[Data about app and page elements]
--------

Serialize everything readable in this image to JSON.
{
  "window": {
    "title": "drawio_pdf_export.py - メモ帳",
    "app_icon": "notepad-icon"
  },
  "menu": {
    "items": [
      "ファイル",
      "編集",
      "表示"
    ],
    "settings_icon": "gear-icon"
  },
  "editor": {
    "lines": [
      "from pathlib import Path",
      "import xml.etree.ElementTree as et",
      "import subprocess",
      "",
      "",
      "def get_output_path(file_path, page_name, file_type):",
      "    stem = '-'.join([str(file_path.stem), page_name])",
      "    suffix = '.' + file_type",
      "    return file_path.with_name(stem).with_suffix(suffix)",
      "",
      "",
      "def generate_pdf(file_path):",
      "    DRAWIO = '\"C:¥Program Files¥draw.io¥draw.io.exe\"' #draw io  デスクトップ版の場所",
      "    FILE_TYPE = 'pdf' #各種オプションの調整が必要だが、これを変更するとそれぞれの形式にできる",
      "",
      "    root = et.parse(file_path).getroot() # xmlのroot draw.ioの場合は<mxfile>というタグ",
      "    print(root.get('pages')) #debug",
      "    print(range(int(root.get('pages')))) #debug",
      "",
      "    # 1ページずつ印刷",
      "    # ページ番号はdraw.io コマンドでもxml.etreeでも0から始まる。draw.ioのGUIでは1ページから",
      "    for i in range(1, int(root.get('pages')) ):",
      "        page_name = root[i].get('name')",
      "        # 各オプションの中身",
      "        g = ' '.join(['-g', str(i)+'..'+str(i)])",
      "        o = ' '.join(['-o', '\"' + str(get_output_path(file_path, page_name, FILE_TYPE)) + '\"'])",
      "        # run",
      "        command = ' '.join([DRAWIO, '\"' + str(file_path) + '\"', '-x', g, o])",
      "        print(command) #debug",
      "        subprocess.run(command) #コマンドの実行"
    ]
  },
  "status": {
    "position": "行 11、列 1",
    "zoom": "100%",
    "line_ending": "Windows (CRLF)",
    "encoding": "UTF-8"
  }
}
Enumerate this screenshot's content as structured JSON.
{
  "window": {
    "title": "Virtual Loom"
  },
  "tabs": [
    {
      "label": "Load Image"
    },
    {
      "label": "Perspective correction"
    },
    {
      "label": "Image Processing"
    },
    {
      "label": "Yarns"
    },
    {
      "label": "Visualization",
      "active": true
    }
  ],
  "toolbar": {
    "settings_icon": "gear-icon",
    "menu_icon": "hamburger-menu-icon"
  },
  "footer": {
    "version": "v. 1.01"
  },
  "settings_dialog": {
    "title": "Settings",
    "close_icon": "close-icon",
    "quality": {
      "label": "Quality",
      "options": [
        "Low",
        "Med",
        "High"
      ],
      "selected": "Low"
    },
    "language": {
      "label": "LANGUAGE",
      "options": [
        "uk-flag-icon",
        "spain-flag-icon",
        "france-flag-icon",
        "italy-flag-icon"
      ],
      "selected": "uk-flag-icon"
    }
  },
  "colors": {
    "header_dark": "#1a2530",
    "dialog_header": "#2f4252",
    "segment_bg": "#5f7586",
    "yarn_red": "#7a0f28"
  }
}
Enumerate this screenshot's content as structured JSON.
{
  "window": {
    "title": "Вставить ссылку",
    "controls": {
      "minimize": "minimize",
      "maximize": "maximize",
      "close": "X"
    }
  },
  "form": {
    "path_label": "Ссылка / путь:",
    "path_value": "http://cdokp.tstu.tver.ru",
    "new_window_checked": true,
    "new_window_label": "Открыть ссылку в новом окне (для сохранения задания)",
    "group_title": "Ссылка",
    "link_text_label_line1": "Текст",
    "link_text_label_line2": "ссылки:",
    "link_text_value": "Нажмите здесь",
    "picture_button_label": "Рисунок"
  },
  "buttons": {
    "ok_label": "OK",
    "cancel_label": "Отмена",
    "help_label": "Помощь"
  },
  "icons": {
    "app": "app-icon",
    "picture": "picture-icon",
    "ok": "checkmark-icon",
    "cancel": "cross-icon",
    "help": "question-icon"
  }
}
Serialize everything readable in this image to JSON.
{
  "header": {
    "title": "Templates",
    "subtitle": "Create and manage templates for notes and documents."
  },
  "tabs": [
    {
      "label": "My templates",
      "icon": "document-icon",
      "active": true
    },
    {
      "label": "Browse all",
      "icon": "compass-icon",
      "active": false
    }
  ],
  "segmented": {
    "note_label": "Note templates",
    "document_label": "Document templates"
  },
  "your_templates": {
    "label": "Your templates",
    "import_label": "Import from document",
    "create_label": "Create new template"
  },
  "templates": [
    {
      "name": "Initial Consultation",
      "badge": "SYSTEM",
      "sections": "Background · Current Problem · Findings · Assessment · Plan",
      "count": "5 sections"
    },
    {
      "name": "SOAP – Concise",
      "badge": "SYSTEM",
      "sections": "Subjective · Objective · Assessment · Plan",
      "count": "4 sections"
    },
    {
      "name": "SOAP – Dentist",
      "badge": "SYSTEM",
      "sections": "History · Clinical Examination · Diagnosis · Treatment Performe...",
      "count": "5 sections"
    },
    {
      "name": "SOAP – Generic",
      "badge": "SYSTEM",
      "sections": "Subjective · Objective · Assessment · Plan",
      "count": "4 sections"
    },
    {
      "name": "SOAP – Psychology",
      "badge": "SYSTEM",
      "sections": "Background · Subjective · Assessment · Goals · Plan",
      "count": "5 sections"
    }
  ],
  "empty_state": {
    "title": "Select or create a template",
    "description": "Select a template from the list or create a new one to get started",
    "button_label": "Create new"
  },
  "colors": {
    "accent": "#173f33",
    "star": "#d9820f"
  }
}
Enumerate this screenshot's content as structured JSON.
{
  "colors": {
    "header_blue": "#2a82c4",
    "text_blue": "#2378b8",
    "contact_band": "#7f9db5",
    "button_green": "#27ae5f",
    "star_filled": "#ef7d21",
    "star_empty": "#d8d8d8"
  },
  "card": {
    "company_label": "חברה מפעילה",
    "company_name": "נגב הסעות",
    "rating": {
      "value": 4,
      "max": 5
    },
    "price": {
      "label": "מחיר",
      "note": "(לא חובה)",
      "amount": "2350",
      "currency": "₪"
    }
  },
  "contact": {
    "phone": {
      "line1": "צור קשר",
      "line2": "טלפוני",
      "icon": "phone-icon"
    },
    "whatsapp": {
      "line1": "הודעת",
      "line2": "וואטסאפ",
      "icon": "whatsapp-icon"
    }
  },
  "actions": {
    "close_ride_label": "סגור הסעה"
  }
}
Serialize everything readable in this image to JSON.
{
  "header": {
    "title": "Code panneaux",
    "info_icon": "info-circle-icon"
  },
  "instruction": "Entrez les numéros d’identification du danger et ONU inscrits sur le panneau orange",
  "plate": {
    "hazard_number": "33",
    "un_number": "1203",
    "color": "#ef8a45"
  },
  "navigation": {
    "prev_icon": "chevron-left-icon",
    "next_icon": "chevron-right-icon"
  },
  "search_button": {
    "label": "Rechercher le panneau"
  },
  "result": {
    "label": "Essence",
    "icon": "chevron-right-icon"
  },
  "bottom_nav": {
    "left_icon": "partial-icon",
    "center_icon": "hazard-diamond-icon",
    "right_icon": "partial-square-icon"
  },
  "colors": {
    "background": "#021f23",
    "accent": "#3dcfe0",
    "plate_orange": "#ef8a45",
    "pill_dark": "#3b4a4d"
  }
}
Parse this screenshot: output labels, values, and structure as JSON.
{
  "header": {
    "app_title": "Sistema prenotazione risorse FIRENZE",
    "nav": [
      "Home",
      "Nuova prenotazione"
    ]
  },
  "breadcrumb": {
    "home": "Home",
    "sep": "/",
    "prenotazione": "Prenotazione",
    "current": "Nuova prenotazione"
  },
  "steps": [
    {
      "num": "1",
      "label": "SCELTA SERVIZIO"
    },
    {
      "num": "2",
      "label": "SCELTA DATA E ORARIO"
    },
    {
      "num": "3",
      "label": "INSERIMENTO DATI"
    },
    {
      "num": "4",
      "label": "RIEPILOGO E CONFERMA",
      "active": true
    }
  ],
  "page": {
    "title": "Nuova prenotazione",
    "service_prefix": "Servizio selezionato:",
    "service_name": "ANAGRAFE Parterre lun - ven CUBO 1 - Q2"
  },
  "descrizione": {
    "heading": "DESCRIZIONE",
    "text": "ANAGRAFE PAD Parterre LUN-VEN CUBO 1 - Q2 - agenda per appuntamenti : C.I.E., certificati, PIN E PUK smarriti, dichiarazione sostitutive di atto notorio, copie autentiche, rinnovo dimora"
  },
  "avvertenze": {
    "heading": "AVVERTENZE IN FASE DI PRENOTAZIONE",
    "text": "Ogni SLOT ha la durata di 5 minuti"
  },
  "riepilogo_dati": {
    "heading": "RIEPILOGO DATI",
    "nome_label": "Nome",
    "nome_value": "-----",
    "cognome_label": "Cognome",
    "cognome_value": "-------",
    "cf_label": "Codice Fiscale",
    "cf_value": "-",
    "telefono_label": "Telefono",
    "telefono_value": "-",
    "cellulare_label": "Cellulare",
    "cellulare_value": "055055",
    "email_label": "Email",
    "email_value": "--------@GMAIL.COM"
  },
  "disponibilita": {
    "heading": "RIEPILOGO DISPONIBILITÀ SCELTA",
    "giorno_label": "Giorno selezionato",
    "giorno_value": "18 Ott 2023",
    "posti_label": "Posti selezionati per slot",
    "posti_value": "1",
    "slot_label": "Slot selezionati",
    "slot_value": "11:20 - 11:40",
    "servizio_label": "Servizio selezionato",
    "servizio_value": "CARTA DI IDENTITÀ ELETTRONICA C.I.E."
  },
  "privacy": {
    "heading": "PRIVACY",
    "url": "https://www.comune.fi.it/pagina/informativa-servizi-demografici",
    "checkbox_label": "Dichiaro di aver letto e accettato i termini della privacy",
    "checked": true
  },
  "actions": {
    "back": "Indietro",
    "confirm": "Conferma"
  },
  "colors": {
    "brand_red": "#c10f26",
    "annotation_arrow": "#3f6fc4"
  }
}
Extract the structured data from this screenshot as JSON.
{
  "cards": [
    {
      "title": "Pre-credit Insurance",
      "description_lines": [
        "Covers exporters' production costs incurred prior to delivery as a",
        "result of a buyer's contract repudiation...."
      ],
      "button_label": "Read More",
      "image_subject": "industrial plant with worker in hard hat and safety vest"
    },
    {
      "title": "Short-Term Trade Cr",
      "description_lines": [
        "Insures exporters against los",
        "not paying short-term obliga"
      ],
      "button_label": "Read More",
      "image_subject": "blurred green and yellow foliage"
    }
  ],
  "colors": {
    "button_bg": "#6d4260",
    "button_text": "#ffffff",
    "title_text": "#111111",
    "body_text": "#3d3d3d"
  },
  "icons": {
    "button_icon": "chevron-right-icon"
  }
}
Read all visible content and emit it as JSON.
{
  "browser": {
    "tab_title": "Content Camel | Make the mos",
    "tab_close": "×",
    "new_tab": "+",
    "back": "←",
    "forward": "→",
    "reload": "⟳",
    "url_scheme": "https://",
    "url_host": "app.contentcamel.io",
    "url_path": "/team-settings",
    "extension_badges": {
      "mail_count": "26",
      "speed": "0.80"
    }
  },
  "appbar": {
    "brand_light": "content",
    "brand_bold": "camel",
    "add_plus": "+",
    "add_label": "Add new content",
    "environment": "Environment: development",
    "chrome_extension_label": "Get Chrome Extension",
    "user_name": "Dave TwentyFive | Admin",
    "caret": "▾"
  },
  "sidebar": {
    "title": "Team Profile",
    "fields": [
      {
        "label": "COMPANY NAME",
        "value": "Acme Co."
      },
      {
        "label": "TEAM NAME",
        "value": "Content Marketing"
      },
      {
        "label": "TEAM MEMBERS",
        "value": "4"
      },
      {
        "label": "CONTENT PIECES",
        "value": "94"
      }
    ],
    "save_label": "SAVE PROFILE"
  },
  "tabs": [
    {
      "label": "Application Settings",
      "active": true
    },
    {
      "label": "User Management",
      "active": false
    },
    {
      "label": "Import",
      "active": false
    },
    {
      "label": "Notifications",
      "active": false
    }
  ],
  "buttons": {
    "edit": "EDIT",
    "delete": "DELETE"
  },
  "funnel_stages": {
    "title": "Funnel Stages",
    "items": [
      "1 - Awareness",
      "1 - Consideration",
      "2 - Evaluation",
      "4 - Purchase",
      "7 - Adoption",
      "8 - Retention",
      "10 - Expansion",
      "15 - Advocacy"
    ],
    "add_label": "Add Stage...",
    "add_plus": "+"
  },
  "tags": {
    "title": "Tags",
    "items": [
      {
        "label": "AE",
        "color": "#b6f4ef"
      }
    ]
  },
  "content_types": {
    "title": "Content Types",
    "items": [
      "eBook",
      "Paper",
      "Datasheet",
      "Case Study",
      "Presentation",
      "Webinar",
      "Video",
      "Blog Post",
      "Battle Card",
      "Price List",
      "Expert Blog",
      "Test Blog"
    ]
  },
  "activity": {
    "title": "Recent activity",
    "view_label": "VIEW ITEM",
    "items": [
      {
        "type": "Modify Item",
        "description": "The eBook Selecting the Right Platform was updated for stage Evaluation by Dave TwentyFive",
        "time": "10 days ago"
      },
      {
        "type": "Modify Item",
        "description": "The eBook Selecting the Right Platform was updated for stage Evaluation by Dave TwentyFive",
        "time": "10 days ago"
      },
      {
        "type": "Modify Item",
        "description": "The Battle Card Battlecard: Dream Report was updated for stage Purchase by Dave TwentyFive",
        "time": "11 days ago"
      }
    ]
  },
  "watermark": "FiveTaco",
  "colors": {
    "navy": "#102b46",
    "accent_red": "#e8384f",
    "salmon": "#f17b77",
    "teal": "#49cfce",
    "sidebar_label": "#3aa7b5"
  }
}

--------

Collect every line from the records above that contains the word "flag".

- SOLUTION TO THIS EXERCISE
        "uk-flag-icon",
        "spain-flag-icon",
        "france-flag-icon",
        "italy-flag-icon"
      "selected": "uk-flag-icon"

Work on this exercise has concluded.